Print all the entries verbatim.
::: Data extracts :::
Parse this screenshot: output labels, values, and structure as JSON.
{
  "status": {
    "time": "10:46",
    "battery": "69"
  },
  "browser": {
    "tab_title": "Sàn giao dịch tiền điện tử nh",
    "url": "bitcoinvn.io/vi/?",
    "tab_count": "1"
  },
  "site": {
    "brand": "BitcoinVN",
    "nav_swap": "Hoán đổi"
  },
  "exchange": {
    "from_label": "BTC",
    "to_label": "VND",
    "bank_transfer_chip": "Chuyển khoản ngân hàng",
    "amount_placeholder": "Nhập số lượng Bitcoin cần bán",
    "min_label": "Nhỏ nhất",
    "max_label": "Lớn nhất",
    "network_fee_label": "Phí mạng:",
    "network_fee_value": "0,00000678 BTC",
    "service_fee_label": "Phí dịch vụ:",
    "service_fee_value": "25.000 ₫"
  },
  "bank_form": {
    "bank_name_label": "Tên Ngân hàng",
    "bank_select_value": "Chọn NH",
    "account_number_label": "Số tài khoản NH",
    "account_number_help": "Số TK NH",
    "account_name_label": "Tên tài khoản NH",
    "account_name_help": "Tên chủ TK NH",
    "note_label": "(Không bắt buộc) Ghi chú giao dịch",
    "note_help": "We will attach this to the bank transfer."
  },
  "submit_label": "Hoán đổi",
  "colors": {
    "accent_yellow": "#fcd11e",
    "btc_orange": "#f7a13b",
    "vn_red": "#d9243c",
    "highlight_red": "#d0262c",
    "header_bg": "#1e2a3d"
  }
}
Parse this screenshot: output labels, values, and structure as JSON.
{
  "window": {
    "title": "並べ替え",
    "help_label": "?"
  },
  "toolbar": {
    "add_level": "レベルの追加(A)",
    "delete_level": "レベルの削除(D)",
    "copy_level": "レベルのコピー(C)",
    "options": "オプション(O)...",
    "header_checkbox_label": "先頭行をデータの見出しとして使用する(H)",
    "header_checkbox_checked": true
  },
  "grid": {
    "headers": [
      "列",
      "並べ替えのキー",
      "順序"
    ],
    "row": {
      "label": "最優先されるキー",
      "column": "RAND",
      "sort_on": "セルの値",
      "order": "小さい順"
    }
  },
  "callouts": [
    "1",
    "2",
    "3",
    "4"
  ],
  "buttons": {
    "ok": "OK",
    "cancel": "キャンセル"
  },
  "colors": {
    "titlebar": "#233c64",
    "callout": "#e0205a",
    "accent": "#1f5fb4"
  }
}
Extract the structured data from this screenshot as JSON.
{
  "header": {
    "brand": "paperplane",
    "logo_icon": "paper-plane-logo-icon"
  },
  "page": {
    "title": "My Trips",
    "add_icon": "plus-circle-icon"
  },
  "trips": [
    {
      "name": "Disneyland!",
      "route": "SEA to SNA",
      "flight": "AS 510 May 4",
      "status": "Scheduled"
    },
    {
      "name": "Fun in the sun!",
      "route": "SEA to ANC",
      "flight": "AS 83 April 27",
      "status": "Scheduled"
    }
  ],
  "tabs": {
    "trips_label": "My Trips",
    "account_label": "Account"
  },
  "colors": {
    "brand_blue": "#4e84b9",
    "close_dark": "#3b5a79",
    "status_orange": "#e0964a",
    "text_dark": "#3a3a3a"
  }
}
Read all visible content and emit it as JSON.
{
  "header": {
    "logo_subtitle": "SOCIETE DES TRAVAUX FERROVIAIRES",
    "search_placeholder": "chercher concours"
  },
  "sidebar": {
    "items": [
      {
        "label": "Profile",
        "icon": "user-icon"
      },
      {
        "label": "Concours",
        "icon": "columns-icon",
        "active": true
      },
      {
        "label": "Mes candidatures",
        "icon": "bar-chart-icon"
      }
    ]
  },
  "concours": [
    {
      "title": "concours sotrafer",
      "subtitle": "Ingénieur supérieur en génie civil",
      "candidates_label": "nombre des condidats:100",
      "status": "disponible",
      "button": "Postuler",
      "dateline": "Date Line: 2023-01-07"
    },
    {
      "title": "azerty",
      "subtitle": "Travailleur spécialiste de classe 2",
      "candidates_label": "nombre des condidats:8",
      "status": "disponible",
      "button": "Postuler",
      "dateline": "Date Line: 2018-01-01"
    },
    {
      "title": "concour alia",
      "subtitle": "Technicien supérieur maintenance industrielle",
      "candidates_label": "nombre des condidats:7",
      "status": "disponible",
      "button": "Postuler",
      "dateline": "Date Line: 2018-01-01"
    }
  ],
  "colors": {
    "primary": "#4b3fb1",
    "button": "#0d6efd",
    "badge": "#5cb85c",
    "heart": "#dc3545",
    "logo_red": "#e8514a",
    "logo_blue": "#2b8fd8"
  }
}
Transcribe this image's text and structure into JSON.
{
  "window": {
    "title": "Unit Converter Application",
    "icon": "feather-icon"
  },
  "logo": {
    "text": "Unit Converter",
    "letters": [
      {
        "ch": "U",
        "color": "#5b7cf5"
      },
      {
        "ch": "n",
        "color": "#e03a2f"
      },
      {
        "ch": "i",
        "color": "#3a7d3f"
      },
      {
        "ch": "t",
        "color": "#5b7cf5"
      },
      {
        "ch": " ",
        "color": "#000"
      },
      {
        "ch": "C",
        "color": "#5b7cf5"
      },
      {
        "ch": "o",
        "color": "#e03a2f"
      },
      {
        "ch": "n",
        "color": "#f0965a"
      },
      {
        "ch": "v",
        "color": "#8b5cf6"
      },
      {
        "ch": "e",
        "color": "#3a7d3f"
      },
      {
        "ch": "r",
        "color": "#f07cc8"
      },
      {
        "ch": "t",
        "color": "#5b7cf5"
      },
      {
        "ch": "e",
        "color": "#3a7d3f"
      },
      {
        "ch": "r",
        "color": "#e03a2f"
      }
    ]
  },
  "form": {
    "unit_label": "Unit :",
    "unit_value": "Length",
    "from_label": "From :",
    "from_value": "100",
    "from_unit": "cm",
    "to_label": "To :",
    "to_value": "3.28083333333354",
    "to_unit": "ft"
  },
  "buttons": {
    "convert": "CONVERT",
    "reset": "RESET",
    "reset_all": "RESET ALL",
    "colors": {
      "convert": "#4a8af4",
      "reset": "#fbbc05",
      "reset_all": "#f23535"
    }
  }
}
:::
◆ Written response
Parse this screenshot: output labels, values, and structure as JSON.
{
  "status": {
    "time": "10:46",
    "battery": "69"
  },
  "browser": {
    "tab_title": "Sàn giao dịch tiền điện tử nh",
    "url": "bitcoinvn.io/vi/?",
    "tab_count": "1"
  },
  "site": {
    "brand": "BitcoinVN",
    "nav_swap": "Hoán đổi"
  },
  "exchange": {
    "from_label": "BTC",
    "to_label": "VND",
    "bank_transfer_chip": "Chuyển khoản ngân hàng",
    "amount_placeholder": "Nhập số lượng Bitcoin cần bán",
    "min_label": "Nhỏ nhất",
    "max_label": "Lớn nhất",
    "network_fee_label": "Phí mạng:",
    "network_fee_value": "0,00000678 BTC",
    "service_fee_label": "Phí dịch vụ:",
    "service_fee_value": "25.000 ₫"
  },
  "bank_form": {
    "bank_name_label": "Tên Ngân hàng",
    "bank_select_value": "Chọn NH",
    "account_number_label": "Số tài khoản NH",
    "account_number_help": "Số TK NH",
    "account_name_label": "Tên tài khoản NH",
    "account_name_help": "Tên chủ TK NH",
    "note_label": "(Không bắt buộc) Ghi chú giao dịch",
    "note_help": "We will attach this to the bank transfer."
  },
  "submit_label": "Hoán đổi",
  "colors": {
    "accent_yellow": "#fcd11e",
    "btc_orange": "#f7a13b",
    "vn_red": "#d9243c",
    "highlight_red": "#d0262c",
    "header_bg": "#1e2a3d"
  }
}
Parse this screenshot: output labels, values, and structure as JSON.
{
  "window": {
    "title": "並べ替え",
    "help_label": "?"
  },
  "toolbar": {
    "add_level": "レベルの追加(A)",
    "delete_level": "レベルの削除(D)",
    "copy_level": "レベルのコピー(C)",
    "options": "オプション(O)...",
    "header_checkbox_label": "先頭行をデータの見出しとして使用する(H)",
    "header_checkbox_checked": true
  },
  "grid": {
    "headers": [
      "列",
      "並べ替えのキー",
      "順序"
    ],
    "row": {
      "label": "最優先されるキー",
      "column": "RAND",
      "sort_on": "セルの値",
      "order": "小さい順"
    }
  },
  "callouts": [
    "1",
    "2",
    "3",
    "4"
  ],
  "buttons": {
    "ok": "OK",
    "cancel": "キャンセル"
  },
  "colors": {
    "titlebar": "#233c64",
    "callout": "#e0205a",
    "accent": "#1f5fb4"
  }
}
Extract the structured data from this screenshot as JSON.
{
  "header": {
    "brand": "paperplane",
    "logo_icon": "paper-plane-logo-icon"
  },
  "page": {
    "title": "My Trips",
    "add_icon": "plus-circle-icon"
  },
  "trips": [
    {
      "name": "Disneyland!",
      "route": "SEA to SNA",
      "flight": "AS 510 May 4",
      "status": "Scheduled"
    },
    {
      "name": "Fun in the sun!",
      "route": "SEA to ANC",
      "flight": "AS 83 April 27",
      "status": "Scheduled"
    }
  ],
  "tabs": {
    "trips_label": "My Trips",
    "account_label": "Account"
  },
  "colors": {
    "brand_blue": "#4e84b9",
    "close_dark": "#3b5a79",
    "status_orange": "#e0964a",
    "text_dark": "#3a3a3a"
  }
}
Read all visible content and emit it as JSON.
{
  "header": {
    "logo_subtitle": "SOCIETE DES TRAVAUX FERROVIAIRES",
    "search_placeholder": "chercher concours"
  },
  "sidebar": {
    "items": [
      {
        "label": "Profile",
        "icon": "user-icon"
      },
      {
        "label": "Concours",
        "icon": "columns-icon",
        "active": true
      },
      {
        "label": "Mes candidatures",
        "icon": "bar-chart-icon"
      }
    ]
  },
  "concours": [
    {
      "title": "concours sotrafer",
      "subtitle": "Ingénieur supérieur en génie civil",
      "candidates_label": "nombre des condidats:100",
      "status": "disponible",
      "button": "Postuler",
      "dateline": "Date Line: 2023-01-07"
    },
    {
      "title": "azerty",
      "subtitle": "Travailleur spécialiste de classe 2",
      "candidates_label": "nombre des condidats:8",
      "status": "disponible",
      "button": "Postuler",
      "dateline": "Date Line: 2018-01-01"
    },
    {
      "title": "concour alia",
      "subtitle": "Technicien supérieur maintenance industrielle",
      "candidates_label": "nombre des condidats:7",
      "status": "disponible",
      "button": "Postuler",
      "dateline": "Date Line: 2018-01-01"
    }
  ],
  "colors": {
    "primary": "#4b3fb1",
    "button": "#0d6efd",
    "badge": "#5cb85c",
    "heart": "#dc3545",
    "logo_red": "#e8514a",
    "logo_blue": "#2b8fd8"
  }
}
Transcribe this image's text and structure into JSON.
{
  "window": {
    "title": "Unit Converter Application",
    "icon": "feather-icon"
  },
  "logo": {
    "text": "Unit Converter",
    "letters": [
      {
        "ch": "U",
        "color": "#5b7cf5"
      },
      {
        "ch": "n",
        "color": "#e03a2f"
      },
      {
        "ch": "i",
        "color": "#3a7d3f"
      },
      {
        "ch": "t",
        "color": "#5b7cf5"
      },
      {
        "ch": " ",
        "color": "#000"
      },
      {
        "ch": "C",
        "color": "#5b7cf5"
      },
      {
        "ch": "o",
        "color": "#e03a2f"
      },
      {
        "ch": "n",
        "color": "#f0965a"
      },
      {
        "ch": "v",
        "color": "#8b5cf6"
      },
      {
        "ch": "e",
        "color": "#3a7d3f"
      },
      {
        "ch": "r",
        "color": "#f07cc8"
      },
      {
        "ch": "t",
        "color": "#5b7cf5"
      },
      {
        "ch": "e",
        "color": "#3a7d3f"
      },
      {
        "ch": "r",
        "color": "#e03a2f"
      }
    ]
  },
  "form": {
    "unit_label": "Unit :",
    "unit_value": "Length",
    "from_label": "From :",
    "from_value": "100",
    "from_unit": "cm",
    "to_label": "To :",
    "to_value": "3.28083333333354",
    "to_unit": "ft"
  },
  "buttons": {
    "convert": "CONVERT",
    "reset": "RESET",
    "reset_all": "RESET ALL",
    "colors": {
      "convert": "#4a8af4",
      "reset": "#fbbc05",
      "reset_all": "#f23535"
    }
  }
}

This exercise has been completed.